Top of RECORDS PROVIDED
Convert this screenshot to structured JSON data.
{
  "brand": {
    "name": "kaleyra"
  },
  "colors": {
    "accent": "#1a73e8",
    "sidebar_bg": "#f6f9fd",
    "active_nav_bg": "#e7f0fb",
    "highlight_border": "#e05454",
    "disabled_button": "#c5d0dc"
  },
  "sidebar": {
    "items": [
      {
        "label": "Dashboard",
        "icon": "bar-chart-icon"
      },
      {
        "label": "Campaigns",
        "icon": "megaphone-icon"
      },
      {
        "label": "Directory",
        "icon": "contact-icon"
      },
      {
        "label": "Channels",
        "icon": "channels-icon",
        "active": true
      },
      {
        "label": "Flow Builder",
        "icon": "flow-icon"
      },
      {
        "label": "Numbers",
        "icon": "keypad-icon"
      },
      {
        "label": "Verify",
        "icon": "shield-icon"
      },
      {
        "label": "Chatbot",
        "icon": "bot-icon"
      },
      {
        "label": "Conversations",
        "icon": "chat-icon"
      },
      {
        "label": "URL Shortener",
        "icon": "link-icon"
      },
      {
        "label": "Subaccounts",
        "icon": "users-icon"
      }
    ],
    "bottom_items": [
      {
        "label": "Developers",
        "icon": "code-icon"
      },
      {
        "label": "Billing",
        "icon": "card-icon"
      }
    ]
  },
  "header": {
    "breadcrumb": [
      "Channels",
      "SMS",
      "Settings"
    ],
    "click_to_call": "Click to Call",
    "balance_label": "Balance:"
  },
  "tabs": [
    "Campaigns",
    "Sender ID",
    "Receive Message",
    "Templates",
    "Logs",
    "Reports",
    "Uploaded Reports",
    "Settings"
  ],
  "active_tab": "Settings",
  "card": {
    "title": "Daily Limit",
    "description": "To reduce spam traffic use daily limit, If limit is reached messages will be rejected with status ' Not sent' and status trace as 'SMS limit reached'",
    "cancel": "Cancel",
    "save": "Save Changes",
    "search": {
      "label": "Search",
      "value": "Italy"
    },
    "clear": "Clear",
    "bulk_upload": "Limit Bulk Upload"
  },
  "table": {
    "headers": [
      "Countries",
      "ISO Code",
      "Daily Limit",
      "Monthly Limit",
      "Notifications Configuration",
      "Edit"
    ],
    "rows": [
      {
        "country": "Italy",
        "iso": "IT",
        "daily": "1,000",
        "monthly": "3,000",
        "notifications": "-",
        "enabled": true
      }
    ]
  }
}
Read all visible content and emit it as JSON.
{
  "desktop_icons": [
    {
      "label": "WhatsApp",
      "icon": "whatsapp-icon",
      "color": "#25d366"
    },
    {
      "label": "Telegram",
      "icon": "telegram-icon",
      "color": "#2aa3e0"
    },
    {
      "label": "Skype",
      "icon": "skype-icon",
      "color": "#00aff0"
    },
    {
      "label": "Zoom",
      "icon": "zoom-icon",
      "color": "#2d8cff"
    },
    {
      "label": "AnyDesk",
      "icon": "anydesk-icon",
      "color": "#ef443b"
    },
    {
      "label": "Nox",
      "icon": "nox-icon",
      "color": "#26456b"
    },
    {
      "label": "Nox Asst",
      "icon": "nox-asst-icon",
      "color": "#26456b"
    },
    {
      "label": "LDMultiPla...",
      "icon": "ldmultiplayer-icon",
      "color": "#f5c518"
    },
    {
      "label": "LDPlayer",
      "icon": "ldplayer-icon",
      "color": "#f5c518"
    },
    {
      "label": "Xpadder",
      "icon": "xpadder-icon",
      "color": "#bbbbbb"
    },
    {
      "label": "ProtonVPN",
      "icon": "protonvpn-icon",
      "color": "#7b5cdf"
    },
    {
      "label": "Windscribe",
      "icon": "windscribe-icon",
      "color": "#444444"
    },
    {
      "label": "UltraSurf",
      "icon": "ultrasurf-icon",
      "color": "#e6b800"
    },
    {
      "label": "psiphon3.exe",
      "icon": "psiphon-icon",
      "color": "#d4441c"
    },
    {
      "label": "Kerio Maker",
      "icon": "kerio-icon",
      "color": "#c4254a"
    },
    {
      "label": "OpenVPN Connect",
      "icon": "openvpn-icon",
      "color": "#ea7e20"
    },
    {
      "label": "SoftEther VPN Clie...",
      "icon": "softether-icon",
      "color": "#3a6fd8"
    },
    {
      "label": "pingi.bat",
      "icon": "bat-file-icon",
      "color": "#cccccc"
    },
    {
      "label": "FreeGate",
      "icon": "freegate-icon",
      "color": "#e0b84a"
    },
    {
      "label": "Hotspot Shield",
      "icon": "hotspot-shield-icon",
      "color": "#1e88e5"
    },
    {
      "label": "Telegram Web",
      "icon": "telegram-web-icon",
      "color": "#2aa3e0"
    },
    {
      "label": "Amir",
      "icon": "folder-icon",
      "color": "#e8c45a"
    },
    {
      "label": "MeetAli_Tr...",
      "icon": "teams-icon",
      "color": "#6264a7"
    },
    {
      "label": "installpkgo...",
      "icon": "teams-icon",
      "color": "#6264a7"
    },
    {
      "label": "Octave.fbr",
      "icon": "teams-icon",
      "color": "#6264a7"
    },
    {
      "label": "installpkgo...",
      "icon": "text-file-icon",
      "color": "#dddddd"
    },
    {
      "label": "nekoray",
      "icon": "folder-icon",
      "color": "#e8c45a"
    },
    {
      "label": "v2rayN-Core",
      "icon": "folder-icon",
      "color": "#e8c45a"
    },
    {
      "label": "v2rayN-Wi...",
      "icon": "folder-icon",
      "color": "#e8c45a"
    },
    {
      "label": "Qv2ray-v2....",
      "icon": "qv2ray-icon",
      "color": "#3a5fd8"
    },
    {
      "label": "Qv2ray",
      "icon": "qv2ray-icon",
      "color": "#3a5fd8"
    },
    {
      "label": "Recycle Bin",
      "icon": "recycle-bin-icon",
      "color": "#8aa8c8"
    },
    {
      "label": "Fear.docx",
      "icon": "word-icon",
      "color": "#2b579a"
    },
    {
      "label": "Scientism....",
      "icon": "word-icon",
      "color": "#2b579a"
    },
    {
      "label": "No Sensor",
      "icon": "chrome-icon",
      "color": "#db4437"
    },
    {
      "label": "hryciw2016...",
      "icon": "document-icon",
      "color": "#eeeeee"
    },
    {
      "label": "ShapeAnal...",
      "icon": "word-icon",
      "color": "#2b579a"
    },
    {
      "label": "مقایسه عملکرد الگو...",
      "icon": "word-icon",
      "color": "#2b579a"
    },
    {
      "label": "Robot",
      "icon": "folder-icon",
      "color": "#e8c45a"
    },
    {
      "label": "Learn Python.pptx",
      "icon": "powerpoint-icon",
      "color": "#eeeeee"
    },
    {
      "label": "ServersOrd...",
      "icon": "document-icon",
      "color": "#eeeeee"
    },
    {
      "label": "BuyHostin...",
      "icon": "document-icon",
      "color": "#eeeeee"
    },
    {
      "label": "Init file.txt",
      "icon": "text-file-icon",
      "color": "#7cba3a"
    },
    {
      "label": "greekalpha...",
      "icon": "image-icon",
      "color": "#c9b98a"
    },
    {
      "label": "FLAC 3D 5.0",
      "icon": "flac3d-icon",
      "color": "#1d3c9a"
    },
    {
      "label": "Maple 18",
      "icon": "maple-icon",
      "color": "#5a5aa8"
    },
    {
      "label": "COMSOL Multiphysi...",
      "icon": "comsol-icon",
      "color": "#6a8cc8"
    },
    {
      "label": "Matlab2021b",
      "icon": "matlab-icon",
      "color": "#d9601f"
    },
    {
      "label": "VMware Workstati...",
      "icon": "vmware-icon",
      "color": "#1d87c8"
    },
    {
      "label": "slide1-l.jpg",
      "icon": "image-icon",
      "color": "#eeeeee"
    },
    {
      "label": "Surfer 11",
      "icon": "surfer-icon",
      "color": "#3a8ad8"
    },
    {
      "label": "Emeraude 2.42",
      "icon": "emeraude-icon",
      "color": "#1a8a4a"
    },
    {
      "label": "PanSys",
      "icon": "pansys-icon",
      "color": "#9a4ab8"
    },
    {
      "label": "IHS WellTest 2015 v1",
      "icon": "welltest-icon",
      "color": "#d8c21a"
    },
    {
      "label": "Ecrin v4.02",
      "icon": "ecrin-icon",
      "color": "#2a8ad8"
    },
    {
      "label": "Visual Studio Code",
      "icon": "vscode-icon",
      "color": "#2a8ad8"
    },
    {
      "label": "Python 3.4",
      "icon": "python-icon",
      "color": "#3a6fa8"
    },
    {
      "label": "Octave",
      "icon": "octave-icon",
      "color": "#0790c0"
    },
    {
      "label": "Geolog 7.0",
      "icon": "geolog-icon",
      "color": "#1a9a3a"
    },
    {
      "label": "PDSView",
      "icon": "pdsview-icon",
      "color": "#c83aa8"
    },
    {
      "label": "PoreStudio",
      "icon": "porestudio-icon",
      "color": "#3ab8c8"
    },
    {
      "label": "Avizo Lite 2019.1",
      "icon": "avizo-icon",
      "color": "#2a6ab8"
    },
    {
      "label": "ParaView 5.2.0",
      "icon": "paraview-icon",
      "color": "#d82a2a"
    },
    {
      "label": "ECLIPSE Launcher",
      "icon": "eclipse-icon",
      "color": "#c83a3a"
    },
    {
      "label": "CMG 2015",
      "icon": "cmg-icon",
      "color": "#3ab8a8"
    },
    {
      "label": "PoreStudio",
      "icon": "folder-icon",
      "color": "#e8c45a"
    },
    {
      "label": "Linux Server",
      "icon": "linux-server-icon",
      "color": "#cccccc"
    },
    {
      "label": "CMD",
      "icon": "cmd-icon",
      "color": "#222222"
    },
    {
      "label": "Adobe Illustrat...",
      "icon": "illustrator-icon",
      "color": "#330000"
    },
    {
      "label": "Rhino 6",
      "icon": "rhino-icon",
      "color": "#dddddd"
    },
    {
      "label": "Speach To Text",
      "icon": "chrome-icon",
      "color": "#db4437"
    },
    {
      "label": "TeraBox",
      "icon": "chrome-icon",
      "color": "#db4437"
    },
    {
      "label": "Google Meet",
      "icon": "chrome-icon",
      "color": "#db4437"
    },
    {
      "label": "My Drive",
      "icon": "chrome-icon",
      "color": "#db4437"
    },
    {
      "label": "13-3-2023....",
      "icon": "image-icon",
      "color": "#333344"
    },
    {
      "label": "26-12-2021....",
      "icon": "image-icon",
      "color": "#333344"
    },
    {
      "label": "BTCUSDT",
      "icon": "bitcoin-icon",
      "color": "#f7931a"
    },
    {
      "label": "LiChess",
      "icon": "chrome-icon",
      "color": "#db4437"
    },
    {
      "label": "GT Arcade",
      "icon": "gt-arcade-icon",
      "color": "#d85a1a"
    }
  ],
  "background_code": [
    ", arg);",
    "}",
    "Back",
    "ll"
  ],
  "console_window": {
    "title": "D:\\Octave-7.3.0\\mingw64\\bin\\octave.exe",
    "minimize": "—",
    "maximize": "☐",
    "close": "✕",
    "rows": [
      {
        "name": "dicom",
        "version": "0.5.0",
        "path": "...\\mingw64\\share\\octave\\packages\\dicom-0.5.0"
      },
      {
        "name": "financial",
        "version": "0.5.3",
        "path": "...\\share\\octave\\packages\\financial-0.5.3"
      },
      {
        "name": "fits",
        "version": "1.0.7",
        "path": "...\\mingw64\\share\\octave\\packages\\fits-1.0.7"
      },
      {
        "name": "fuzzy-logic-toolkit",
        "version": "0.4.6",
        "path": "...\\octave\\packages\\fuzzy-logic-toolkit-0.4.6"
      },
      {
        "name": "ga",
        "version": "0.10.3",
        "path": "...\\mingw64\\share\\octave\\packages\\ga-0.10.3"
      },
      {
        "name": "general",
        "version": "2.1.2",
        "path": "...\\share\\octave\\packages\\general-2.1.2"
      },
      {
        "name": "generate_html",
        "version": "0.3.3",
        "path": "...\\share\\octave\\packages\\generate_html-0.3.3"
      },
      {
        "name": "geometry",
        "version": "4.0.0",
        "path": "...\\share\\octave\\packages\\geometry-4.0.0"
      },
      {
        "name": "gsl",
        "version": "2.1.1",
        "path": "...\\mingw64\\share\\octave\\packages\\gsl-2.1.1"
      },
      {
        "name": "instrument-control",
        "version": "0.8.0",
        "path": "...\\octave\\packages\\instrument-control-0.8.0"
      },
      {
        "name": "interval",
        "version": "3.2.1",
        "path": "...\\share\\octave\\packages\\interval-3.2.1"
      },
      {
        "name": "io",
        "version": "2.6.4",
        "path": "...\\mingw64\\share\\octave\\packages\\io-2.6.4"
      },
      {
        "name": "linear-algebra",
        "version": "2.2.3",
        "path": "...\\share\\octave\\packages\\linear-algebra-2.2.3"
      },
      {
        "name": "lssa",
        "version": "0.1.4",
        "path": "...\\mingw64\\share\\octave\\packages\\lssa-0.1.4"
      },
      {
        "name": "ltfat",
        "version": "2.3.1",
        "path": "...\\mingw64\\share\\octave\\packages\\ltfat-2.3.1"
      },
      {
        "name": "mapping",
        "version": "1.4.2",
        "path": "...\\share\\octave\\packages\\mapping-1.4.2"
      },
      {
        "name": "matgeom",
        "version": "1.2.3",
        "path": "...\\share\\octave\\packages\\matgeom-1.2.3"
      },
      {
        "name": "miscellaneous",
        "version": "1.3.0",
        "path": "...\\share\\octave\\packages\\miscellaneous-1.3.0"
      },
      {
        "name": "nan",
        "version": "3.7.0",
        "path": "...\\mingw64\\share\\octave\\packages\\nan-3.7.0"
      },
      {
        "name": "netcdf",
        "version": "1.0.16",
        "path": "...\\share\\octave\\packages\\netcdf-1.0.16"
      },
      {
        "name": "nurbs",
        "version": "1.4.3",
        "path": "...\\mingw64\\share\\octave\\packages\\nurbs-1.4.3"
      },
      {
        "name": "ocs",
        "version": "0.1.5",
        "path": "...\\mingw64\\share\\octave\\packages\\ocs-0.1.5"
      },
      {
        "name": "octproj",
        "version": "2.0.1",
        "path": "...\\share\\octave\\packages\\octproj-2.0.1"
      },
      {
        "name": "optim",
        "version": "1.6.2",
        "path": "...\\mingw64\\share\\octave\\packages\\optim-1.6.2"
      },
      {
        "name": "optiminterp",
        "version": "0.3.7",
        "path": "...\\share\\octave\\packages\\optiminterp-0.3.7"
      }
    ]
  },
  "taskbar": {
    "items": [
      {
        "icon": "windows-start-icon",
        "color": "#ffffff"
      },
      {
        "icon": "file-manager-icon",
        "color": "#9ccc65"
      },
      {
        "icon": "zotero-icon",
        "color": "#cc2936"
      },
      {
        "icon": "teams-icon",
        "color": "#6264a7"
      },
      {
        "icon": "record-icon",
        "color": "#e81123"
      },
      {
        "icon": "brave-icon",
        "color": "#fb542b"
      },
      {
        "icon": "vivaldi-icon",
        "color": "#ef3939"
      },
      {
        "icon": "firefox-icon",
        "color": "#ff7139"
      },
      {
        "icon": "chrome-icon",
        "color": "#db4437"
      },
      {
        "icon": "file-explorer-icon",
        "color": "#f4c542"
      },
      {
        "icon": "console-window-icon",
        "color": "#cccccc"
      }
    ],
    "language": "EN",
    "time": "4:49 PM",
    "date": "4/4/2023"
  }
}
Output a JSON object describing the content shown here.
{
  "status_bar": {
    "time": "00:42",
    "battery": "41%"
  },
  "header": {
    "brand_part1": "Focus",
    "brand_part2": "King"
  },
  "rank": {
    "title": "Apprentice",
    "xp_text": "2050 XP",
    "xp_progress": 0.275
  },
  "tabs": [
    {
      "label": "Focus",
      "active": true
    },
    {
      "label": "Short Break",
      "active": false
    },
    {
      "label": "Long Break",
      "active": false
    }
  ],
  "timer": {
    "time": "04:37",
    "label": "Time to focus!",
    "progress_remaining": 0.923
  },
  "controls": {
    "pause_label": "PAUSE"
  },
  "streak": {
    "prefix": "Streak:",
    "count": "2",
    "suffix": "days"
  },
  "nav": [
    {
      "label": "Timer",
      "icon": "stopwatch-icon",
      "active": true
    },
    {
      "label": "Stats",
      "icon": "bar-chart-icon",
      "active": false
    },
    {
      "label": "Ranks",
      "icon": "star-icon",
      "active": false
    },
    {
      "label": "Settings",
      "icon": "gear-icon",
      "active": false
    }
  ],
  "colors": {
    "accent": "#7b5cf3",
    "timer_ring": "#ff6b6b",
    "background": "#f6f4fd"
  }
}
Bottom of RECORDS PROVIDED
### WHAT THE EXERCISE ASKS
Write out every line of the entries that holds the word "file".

### WRITTEN ANSWER
      "icon": "bat-file-icon",
      "icon": "text-file-icon",
      "label": "Init file.txt",
      "icon": "text-file-icon",
        "icon": "file-manager-icon",
        "icon": "file-explorer-icon",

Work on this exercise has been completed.